    • Charmcrazey profile image

      Wanda Fitzgerald 2 years ago from Central Florida

      Dodo Birds played a comical role in the animated film Ice Age. Although the script seemed to infer they became extinct during that era. It was a cartoon and obviously not supposed to be historically correct. Now I know better. Love to learn about animals and birds of all kinds so this was a great read!

    • Lionrhod profile image

      Lionrhod 3 years ago from Orlando, FL

      Thanks for a fun and informative lens! I grew up near the NY Museum of Natural History and was always fascinated by extinct and rare creatures. Their okapi display was one of my favorites. Dodo's always fascinated me. So sad to see so many animals go extinct in only the last couple hundred years.

    • sierradawn lm profile image

      sierradawn lm 3 years ago

      I am sad for our loss of the Dodo, and for our loss of all extinct species.

    • DANCING COWGIRL profile image

      Dancing Cowgirl Design 3 years ago from Texas

      Well you taught me something. Last time I heard of a Dodo bird was on the Flinstones Cartoon. Interesting reading.

    • Rosetta Slone profile image

      Rosetta Slone 3 years ago from Under a coconut tree

      You mention that the Dodo lived in Mauritius, but it also existed on the little island where I live, La Runion. Here there are many modern products, such as a local beer and T-shirt brands that use the Dodo name to remember the extinct bird. I really enjoyed reading about it's history and you've covered the topic very well.

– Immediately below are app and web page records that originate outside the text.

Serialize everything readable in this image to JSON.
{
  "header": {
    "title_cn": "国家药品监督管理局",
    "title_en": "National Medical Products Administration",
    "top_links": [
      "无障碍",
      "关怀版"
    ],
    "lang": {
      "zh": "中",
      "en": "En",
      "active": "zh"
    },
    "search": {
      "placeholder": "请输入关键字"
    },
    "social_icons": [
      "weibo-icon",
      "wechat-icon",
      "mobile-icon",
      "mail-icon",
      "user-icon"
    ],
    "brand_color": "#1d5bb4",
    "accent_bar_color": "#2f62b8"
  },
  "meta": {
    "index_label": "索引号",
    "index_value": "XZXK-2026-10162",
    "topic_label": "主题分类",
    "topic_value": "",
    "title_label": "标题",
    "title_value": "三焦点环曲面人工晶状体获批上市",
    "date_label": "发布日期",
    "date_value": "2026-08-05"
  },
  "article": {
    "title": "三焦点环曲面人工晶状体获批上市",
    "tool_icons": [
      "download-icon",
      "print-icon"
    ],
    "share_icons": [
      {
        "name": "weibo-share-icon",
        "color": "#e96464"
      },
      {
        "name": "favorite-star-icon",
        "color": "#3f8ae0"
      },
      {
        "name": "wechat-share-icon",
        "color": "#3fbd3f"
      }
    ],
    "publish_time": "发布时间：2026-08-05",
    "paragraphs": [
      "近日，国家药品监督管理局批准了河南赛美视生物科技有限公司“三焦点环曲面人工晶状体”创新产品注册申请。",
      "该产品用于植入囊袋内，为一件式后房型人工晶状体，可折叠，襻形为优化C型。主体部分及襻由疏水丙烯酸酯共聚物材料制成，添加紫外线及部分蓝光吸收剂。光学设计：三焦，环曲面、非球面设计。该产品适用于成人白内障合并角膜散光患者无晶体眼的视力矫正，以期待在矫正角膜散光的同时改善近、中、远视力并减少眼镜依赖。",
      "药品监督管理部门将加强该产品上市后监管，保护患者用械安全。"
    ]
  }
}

    • Fiorenza profile image
      Author

      Fiorenza 3 years ago from UK

      @Rosetta Slone: Thanks for telling me about that - it doesn't seem to be mentioned in any of the histories. Will need to follow that up to try to discover whether it became extinct on your island from the same causes.

    • MusicMadness LM profile image

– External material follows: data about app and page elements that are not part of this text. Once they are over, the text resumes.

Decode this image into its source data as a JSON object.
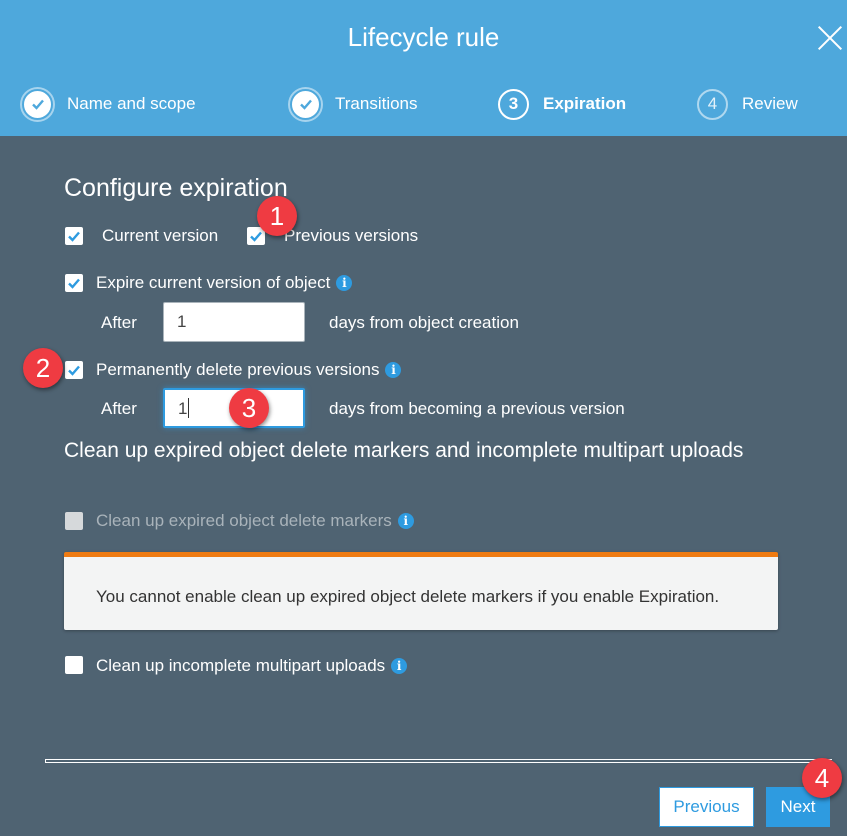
{
  "header": {
    "title": "Lifecycle rule",
    "close_icon": "close-icon",
    "steps": [
      {
        "number": "1",
        "label": "Name and scope",
        "state": "done"
      },
      {
        "number": "2",
        "label": "Transitions",
        "state": "done"
      },
      {
        "number": "3",
        "label": "Expiration",
        "state": "active"
      },
      {
        "number": "4",
        "label": "Review",
        "state": "future"
      }
    ]
  },
  "configure": {
    "heading": "Configure expiration",
    "current_version": {
      "label": "Current version",
      "checked": true
    },
    "previous_versions": {
      "label": "Previous versions",
      "checked": true
    },
    "expire_current": {
      "label": "Expire current version of object",
      "checked": true,
      "after_label": "After",
      "value": "1",
      "suffix": "days from object creation"
    },
    "delete_previous": {
      "label": "Permanently delete previous versions",
      "checked": true,
      "after_label": "After",
      "value": "1",
      "suffix": "days from becoming a previous version"
    }
  },
  "cleanup": {
    "heading": "Clean up expired object delete markers and incomplete multipart uploads",
    "delete_markers": {
      "label": "Clean up expired object delete markers",
      "checked": false,
      "disabled": true
    },
    "alert": "You cannot enable clean up expired object delete markers if you enable Expiration.",
    "multipart": {
      "label": "Clean up incomplete multipart uploads",
      "checked": false
    }
  },
  "footer": {
    "previous_label": "Previous",
    "next_label": "Next"
  },
  "annotations": [
    "1",
    "2",
    "3",
    "4"
  ],
  "colors": {
    "header": "#4ea8dc",
    "body": "#4f6372",
    "accent": "#2e9be0",
    "warning": "#ef7b12",
    "badge": "#ef3b42"
  }
}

      MusicMadness LM 4 years ago

      I'd always known about the dodo birds being extinct, but never knew their history. It may be a sad story, but the more people that know about it, the less likely it is to happen again. Some of us do learn from the past.

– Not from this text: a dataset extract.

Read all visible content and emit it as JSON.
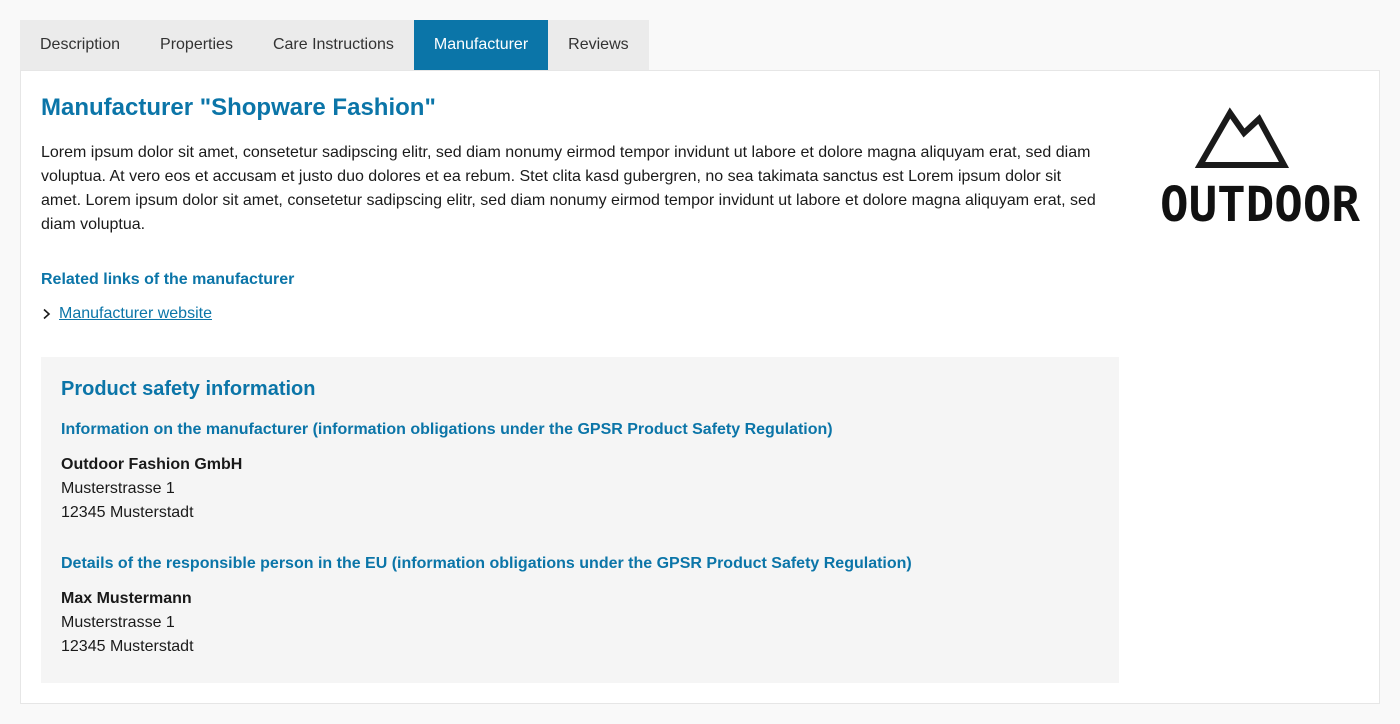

    • Fiorenza profile image
      Author

      Fiorenza 4 years ago from UK

      @flycatcherrr: Yes I agree. They didn't deserve it. Creatures who evolve on isolated islands are especially vulnerable to human intrusion and competing animals - goats, rats, you name it - introduced by people either deliberately or incidentally.

    • flycatcherrr profile image

      flycatcherrr 4 years ago

      There's a cautionary tale in the extinction of the Dodo, don't you think? Any time a species becomes extinct, it is a heartbreak (or a monument to mankind's gross self-absorption, take a toss), but for some reason that trusting stupid Dodo face just makes it all somehow worse in that case.

    • Lady Lorelei profile image

      Lorelei Cohen 4 years ago from Canada

      What an informative article on the Dodo bird. I have often heard it mentioned, and knew it was extinct because of it's vulnerability to man, but you really summed it all up for me. Excellent article on birds and extintion.